To minimize redundancy and costs, centers often schedule as few agents as possible to cover expected call volume across a variety of shifts. Shift times vary, making some more desirable than others. This is why centers apply strict adherence and attendance policies to maintain coverage. To agents that don’t understand these dynamics, scheduling policies can seem rigid and even penal. While they may be reasonable, they are interpreted as a means of control. While companies cannot allow disruption, organizing shift swaps and planning is critical. Workers feel dignified by independence and the sense of self-direction. When allowance is made for flexibility, participation may improve.
Agents that succeed in call center jobs are special. One of the reasons is that few comparable roles have the level of day-to-day job complexity that agent jobs do. It is common to hear hiring managers express seemingly contradictory characteristics when discussing target profiles.
“This job requires the agent to pay close attention to details and be an outside-of-the-box thinker to respond to a variety of customer requests.”
This is a rare combination at any employment level, but is particularly incompatible within the available talent pool for call centers. Specific, attributable skills need to be focused on, instead of broad requests. As specific skill-sets are hired, leaders can design shifts, assign tasks and develop trainings so one agent isn’t expected to deliver on all needed fronts. Additionally, as will be discussed in forthcoming posts, assessments should be utilized to capture the skill diversity and personality fluidity that does exist.
Management and Leadership
In contact centers, poor first-line management intensifies agent challenges. Without strong leadership support, agents may give up when faced with even normal job difficulties, especially during their startup phase. In an effort to retain talent, companies will promote their top performing agents. This is an oversimplification and unwisely assumes that good agents make good supervisors. Front line leaders certainly need to possess hard skills to lead agent teams and handle escalations or troubleshooting, but they should be suited to support culture building too. This may include fostering teamwork, collaboration, connections and empathy. These are softer leadership skills, but remain critical for any call center leader that has a role in agent quality-of-life.
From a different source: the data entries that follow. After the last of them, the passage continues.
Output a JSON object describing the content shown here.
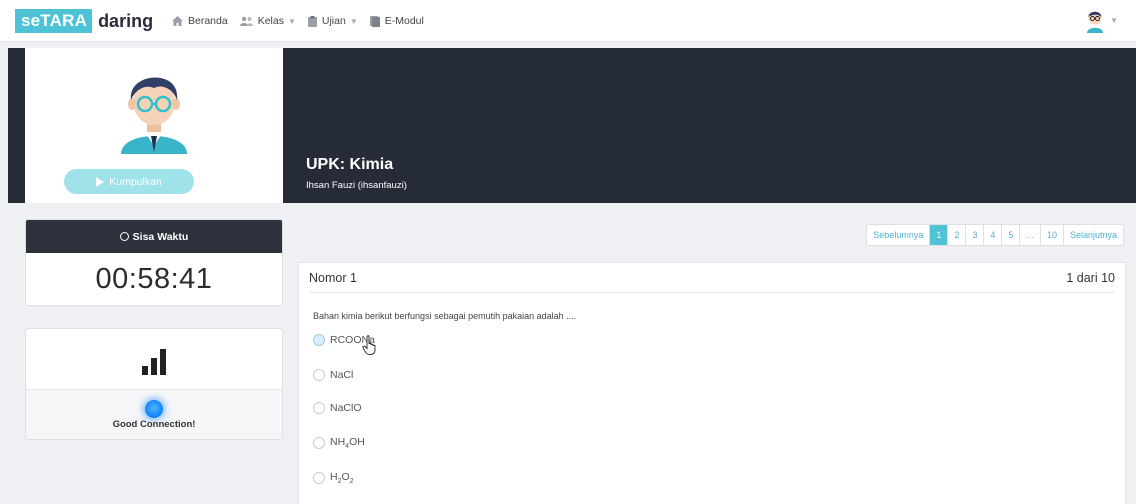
{
  "brand": {
    "prefix": "seTARA",
    "suffix": "daring"
  },
  "nav": [
    {
      "label": "Beranda",
      "icon": "home-icon",
      "dropdown": false
    },
    {
      "label": "Kelas",
      "icon": "users-icon",
      "dropdown": true
    },
    {
      "label": "Ujian",
      "icon": "clipboard-icon",
      "dropdown": true
    },
    {
      "label": "E-Modul",
      "icon": "book-icon",
      "dropdown": false
    }
  ],
  "caret": "▼",
  "exam": {
    "title": "UPK: Kimia",
    "student": "Ihsan Fauzi (ihsanfauzi)"
  },
  "submit_button": "Kumpulkan",
  "timer": {
    "label": "Sisa Waktu",
    "value": "00:58:41"
  },
  "connection": {
    "label": "Good Connection!",
    "signal_bars": 3
  },
  "pagination": {
    "prev": "Sebelumnya",
    "pages": [
      "1",
      "2",
      "3",
      "4",
      "5",
      "...",
      "10"
    ],
    "active": "1",
    "next": "Selanjutnya"
  },
  "question": {
    "number_label": "Nomor 1",
    "progress": "1 dari 10",
    "text": "Bahan kimia berikut berfungsi sebagai pemutih pakaian adalah ....",
    "options": [
      {
        "main": "RCOONa",
        "sub": "",
        "tail": ""
      },
      {
        "main": "NaCl",
        "sub": "",
        "tail": ""
      },
      {
        "main": "NaClO",
        "sub": "",
        "tail": ""
      },
      {
        "main": "NH",
        "sub": "4",
        "tail": "OH"
      },
      {
        "main": "H",
        "sub": "2",
        "tail": "O",
        "sub2": "2"
      }
    ]
  },
  "colors": {
    "accent": "#4fc3d6",
    "dark": "#262b38",
    "button": "#9fe2ea",
    "connection": "#1a8cff"
  }
}
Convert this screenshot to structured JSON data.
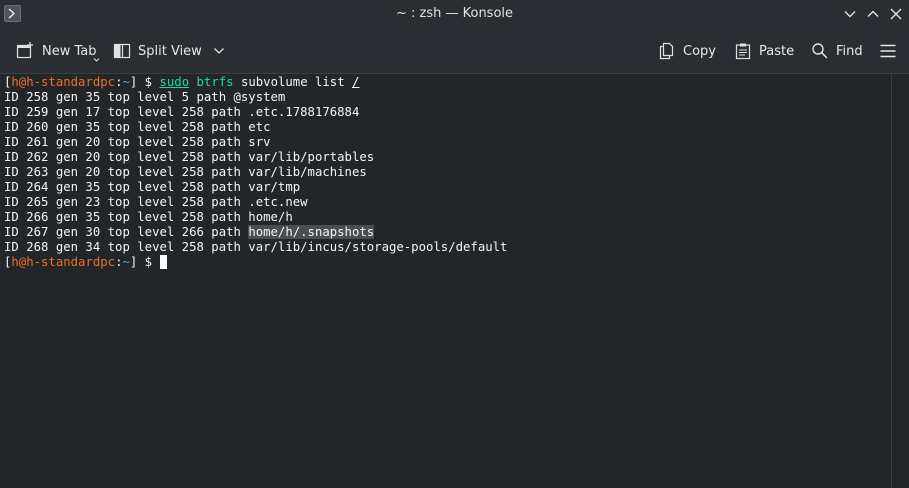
{
  "window": {
    "title": "~ : zsh — Konsole"
  },
  "toolbar": {
    "new_tab": "New Tab",
    "split_view": "Split View",
    "copy": "Copy",
    "paste": "Paste",
    "find": "Find"
  },
  "terminal": {
    "prompt": {
      "open": "[",
      "user": "h@h-standardpc",
      "colon": ":",
      "cwd": "~",
      "close": "]",
      "dollar": " $ "
    },
    "command": {
      "sudo": "sudo",
      "btrfs": "btrfs",
      "args": "subvolume list",
      "path": "/"
    },
    "output": [
      "ID 258 gen 35 top level 5 path @system",
      "ID 259 gen 17 top level 258 path .etc.1788176884",
      "ID 260 gen 35 top level 258 path etc",
      "ID 261 gen 20 top level 258 path srv",
      "ID 262 gen 20 top level 258 path var/lib/portables",
      "ID 263 gen 20 top level 258 path var/lib/machines",
      "ID 264 gen 35 top level 258 path var/tmp",
      "ID 265 gen 23 top level 258 path .etc.new",
      "ID 266 gen 35 top level 258 path home/h"
    ],
    "selected_line": {
      "prefix": "ID 267 gen 30 top level 266 path ",
      "selection": "home/h/.snapshots"
    },
    "last_line": "ID 268 gen 34 top level 258 path var/lib/incus/storage-pools/default"
  },
  "colors": {
    "background": "#232629",
    "user": "#ed6d29",
    "cwd": "#3daee9",
    "command": "#1cdc9a",
    "selection": "#4a4e53"
  }
}
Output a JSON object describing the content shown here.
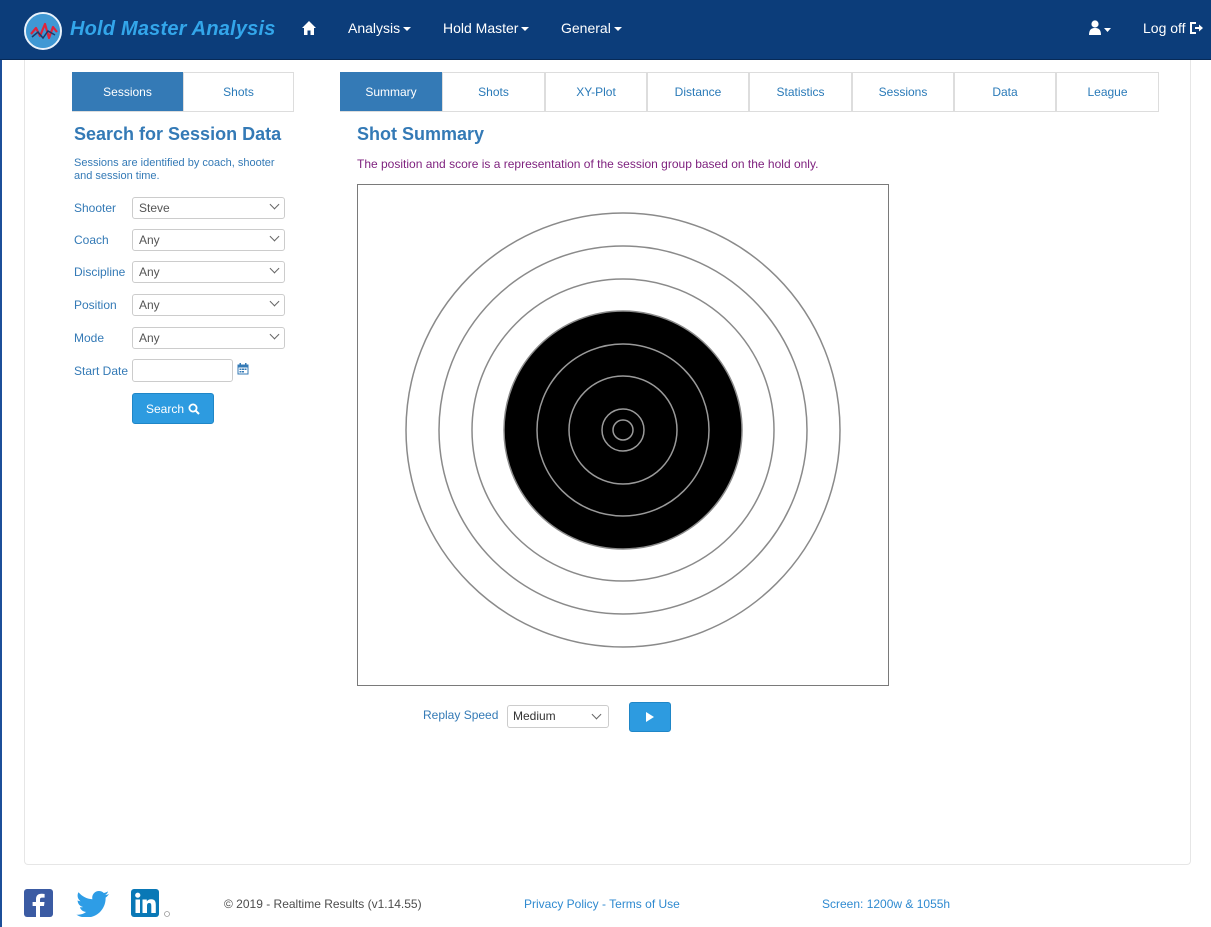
{
  "app": {
    "brand": "Hold Master Analysis",
    "colors": {
      "navbar": "#0c3d7a",
      "brand_text": "#33a6ea",
      "accent": "#347ab6",
      "button": "#2d9be0",
      "subtitle": "#7d1f7d"
    }
  },
  "navbar": {
    "home_icon": "home-icon",
    "menus": [
      {
        "label": "Analysis"
      },
      {
        "label": "Hold Master"
      },
      {
        "label": "General"
      }
    ],
    "user_icon": "user-icon",
    "logoff_label": "Log off",
    "logoff_icon": "sign-out-icon"
  },
  "left_tabs": [
    {
      "label": "Sessions",
      "active": true
    },
    {
      "label": "Shots",
      "active": false
    }
  ],
  "main_tabs": [
    {
      "label": "Summary",
      "active": true
    },
    {
      "label": "Shots",
      "active": false
    },
    {
      "label": "XY-Plot",
      "active": false
    },
    {
      "label": "Distance",
      "active": false
    },
    {
      "label": "Statistics",
      "active": false
    },
    {
      "label": "Sessions",
      "active": false
    },
    {
      "label": "Data",
      "active": false
    },
    {
      "label": "League",
      "active": false
    }
  ],
  "search": {
    "title": "Search for Session Data",
    "description": "Sessions are identified by coach, shooter and session time.",
    "fields": [
      {
        "label": "Shooter",
        "value": "Steve"
      },
      {
        "label": "Coach",
        "value": "Any"
      },
      {
        "label": "Discipline",
        "value": "Any"
      },
      {
        "label": "Position",
        "value": "Any"
      },
      {
        "label": "Mode",
        "value": "Any"
      }
    ],
    "start_date_label": "Start Date",
    "start_date_value": "",
    "calendar_icon": "calendar-icon",
    "button_label": "Search",
    "button_icon": "search-icon"
  },
  "summary": {
    "title": "Shot Summary",
    "subtitle": "The position and score is a representation of the session group based on the hold only.",
    "replay_label": "Replay Speed",
    "replay_value": "Medium",
    "play_icon": "play-icon"
  },
  "footer": {
    "social_icons": [
      "facebook-icon",
      "twitter-icon",
      "linkedin-icon"
    ],
    "copyright": "© 2019 - Realtime Results (v1.14.55)",
    "privacy": "Privacy Policy",
    "separator": " - ",
    "terms": "Terms of Use",
    "screen_info": "Screen: 1200w & 1055h"
  }
}
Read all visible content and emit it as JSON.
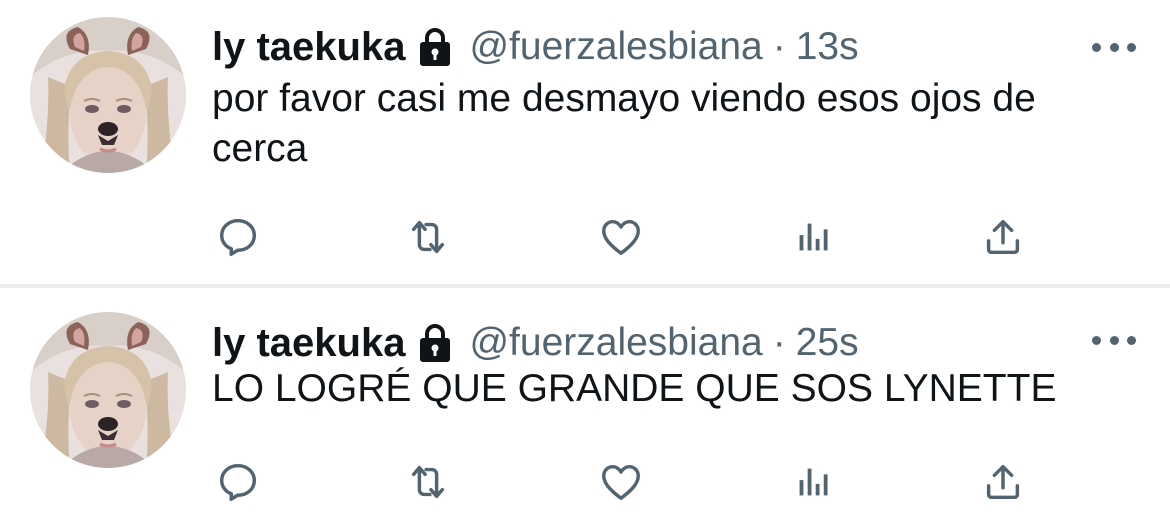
{
  "tweets": [
    {
      "author": {
        "name": "ly taekuka",
        "handle": "@fuerzalesbiana",
        "protected": true,
        "avatar_icon": "dog-filter-selfie-avatar"
      },
      "separator": "·",
      "time": "13s",
      "text": "por favor casi me desmayo viendo esos ojos de cerca",
      "actions": [
        "reply-icon",
        "retweet-icon",
        "like-icon",
        "views-icon",
        "share-icon"
      ]
    },
    {
      "author": {
        "name": "ly taekuka",
        "handle": "@fuerzalesbiana",
        "protected": true,
        "avatar_icon": "dog-filter-selfie-avatar"
      },
      "separator": "·",
      "time": "25s",
      "text": "LO LOGRÉ QUE GRANDE QUE SOS LYNETTE",
      "actions": [
        "reply-icon",
        "retweet-icon",
        "like-icon",
        "views-icon",
        "share-icon"
      ]
    }
  ],
  "colors": {
    "text": "#0f1419",
    "secondary": "#536471",
    "divider": "#eceef0",
    "background": "#ffffff"
  }
}
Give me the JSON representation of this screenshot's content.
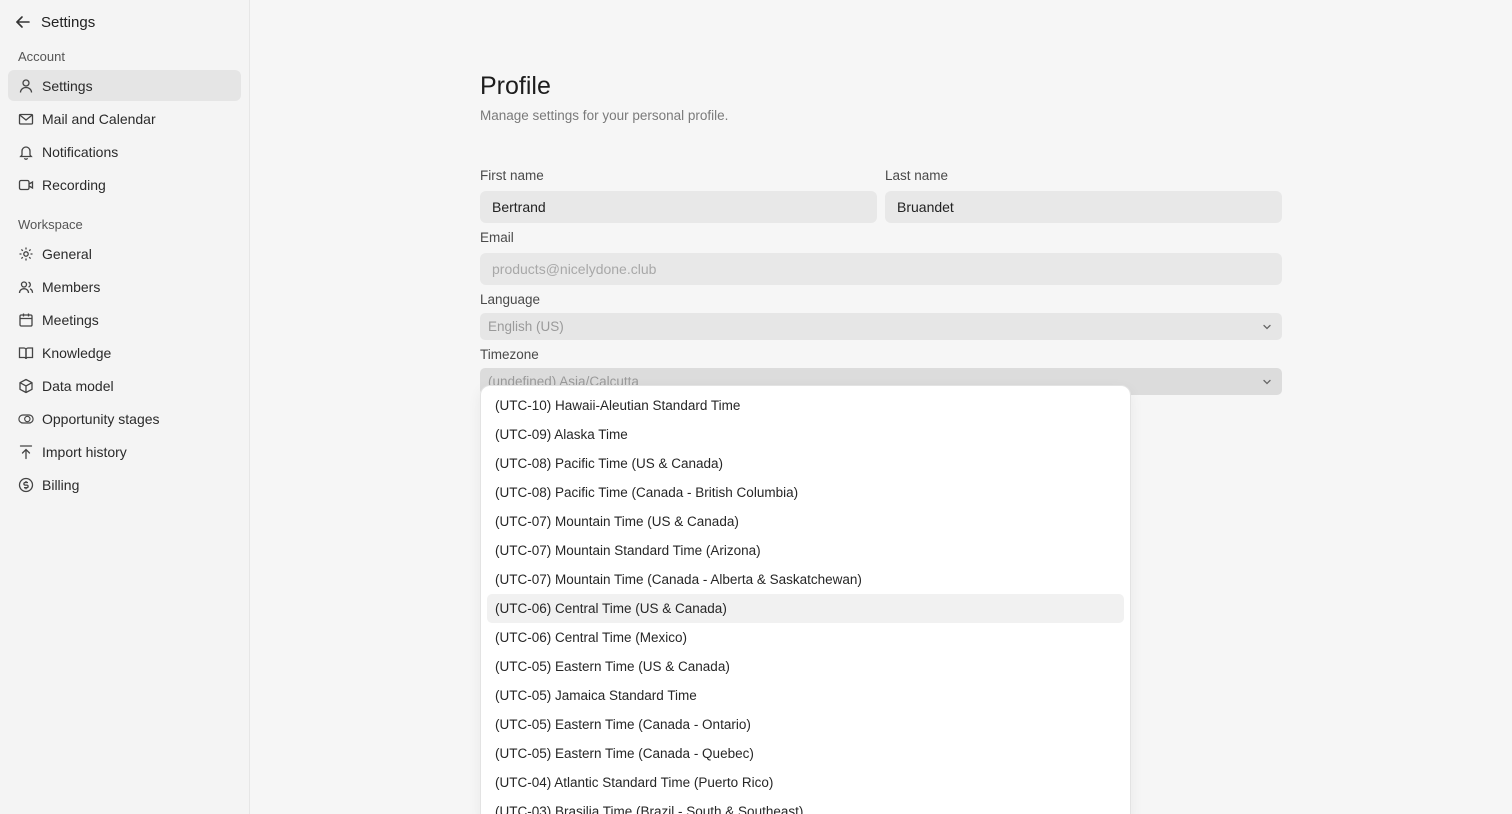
{
  "sidebar": {
    "header": {
      "title": "Settings"
    },
    "account_label": "Account",
    "account_items": [
      {
        "label": "Settings",
        "icon": "user-icon",
        "active": true
      },
      {
        "label": "Mail and Calendar",
        "icon": "mail-icon"
      },
      {
        "label": "Notifications",
        "icon": "bell-icon"
      },
      {
        "label": "Recording",
        "icon": "video-icon"
      }
    ],
    "workspace_label": "Workspace",
    "workspace_items": [
      {
        "label": "General",
        "icon": "gear-icon"
      },
      {
        "label": "Members",
        "icon": "users-icon"
      },
      {
        "label": "Meetings",
        "icon": "calendar-icon"
      },
      {
        "label": "Knowledge",
        "icon": "book-icon"
      },
      {
        "label": "Data model",
        "icon": "cube-icon"
      },
      {
        "label": "Opportunity stages",
        "icon": "toggle-circles-icon"
      },
      {
        "label": "Import history",
        "icon": "upload-icon"
      },
      {
        "label": "Billing",
        "icon": "dollar-circle-icon"
      }
    ]
  },
  "profile": {
    "title": "Profile",
    "subtitle": "Manage settings for your personal profile.",
    "first_name_label": "First name",
    "first_name_value": "Bertrand",
    "last_name_label": "Last name",
    "last_name_value": "Bruandet",
    "email_label": "Email",
    "email_placeholder": "products@nicelydone.club",
    "language_label": "Language",
    "language_value": "English (US)",
    "timezone_label": "Timezone",
    "timezone_value": "(undefined) Asia/Calcutta"
  },
  "timezone_options": [
    "(UTC-10) Hawaii-Aleutian Standard Time",
    "(UTC-09) Alaska Time",
    "(UTC-08) Pacific Time (US & Canada)",
    "(UTC-08) Pacific Time (Canada - British Columbia)",
    "(UTC-07) Mountain Time (US & Canada)",
    "(UTC-07) Mountain Standard Time (Arizona)",
    "(UTC-07) Mountain Time (Canada - Alberta & Saskatchewan)",
    "(UTC-06) Central Time (US & Canada)",
    "(UTC-06) Central Time (Mexico)",
    "(UTC-05) Eastern Time (US & Canada)",
    "(UTC-05) Jamaica Standard Time",
    "(UTC-05) Eastern Time (Canada - Ontario)",
    "(UTC-05) Eastern Time (Canada - Quebec)",
    "(UTC-04) Atlantic Standard Time (Puerto Rico)",
    "(UTC-03) Brasilia Time (Brazil - South & Southeast)"
  ],
  "hovered_option": "(UTC-06) Central Time (US & Canada)"
}
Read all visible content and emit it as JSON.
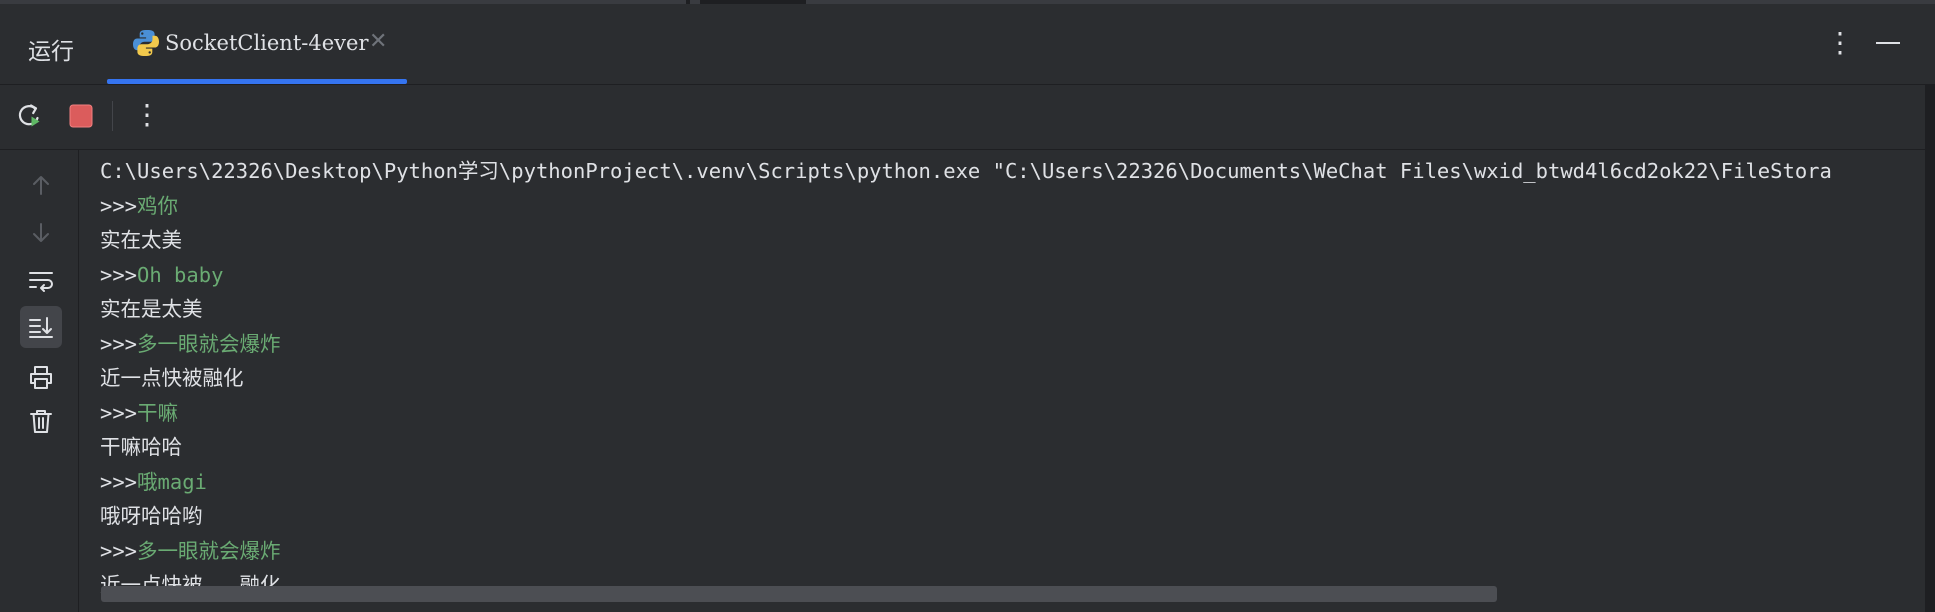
{
  "panel": {
    "title": "运行",
    "tab_label": "SocketClient-4ever",
    "tab_icon": "python-icon",
    "close_glyph": "✕",
    "more_glyph": "⋮"
  },
  "toolbar": {
    "rerun_icon": "rerun-icon",
    "stop_icon": "stop-icon",
    "more_glyph": "⋮"
  },
  "sidebar": {
    "items": [
      {
        "name": "scroll-up-icon"
      },
      {
        "name": "scroll-down-icon"
      },
      {
        "name": "soft-wrap-icon"
      },
      {
        "name": "scroll-to-end-icon"
      },
      {
        "name": "print-icon"
      },
      {
        "name": "clear-all-icon"
      }
    ]
  },
  "console": {
    "command": "C:\\Users\\22326\\Desktop\\Python学习\\pythonProject\\.venv\\Scripts\\python.exe \"C:\\Users\\22326\\Documents\\WeChat Files\\wxid_btwd4l6cd2ok22\\FileStora",
    "lines": [
      {
        "prompt": ">>>",
        "input": "鸡你"
      },
      {
        "output": "实在太美"
      },
      {
        "prompt": ">>>",
        "input": "Oh baby"
      },
      {
        "output": "实在是太美"
      },
      {
        "prompt": ">>>",
        "input": "多一眼就会爆炸"
      },
      {
        "output": "近一点快被融化"
      },
      {
        "prompt": ">>>",
        "input": "干嘛"
      },
      {
        "output": "干嘛哈哈"
      },
      {
        "prompt": ">>>",
        "input": "哦magi"
      },
      {
        "output": "哦呀哈哈哟"
      },
      {
        "prompt": ">>>",
        "input": "多一眼就会爆炸"
      },
      {
        "output": "近一点快被...融化"
      }
    ]
  },
  "colors": {
    "background": "#2b2d30",
    "text": "#dfe1e5",
    "user_input": "#6aab73",
    "accent": "#3574f0",
    "stop": "#db5c5c",
    "rerun_green": "#5fb865"
  }
}
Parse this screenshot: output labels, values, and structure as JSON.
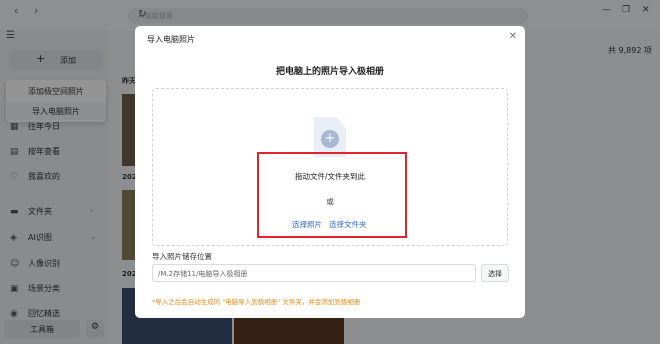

Reducing attrition begins with clarity on what is primarily driving it. By recognizing these six factors, companies are better equipped to plan and execute strategies to transform workplace cultures. Next in The Attrition Series, we will focus on practical ways to make breakthroughs in new hire retention and agent performance.
What do you think? Leave a comment, and make sure you check out the rest of our series on Reducing Attrition!
Topics: Call Centers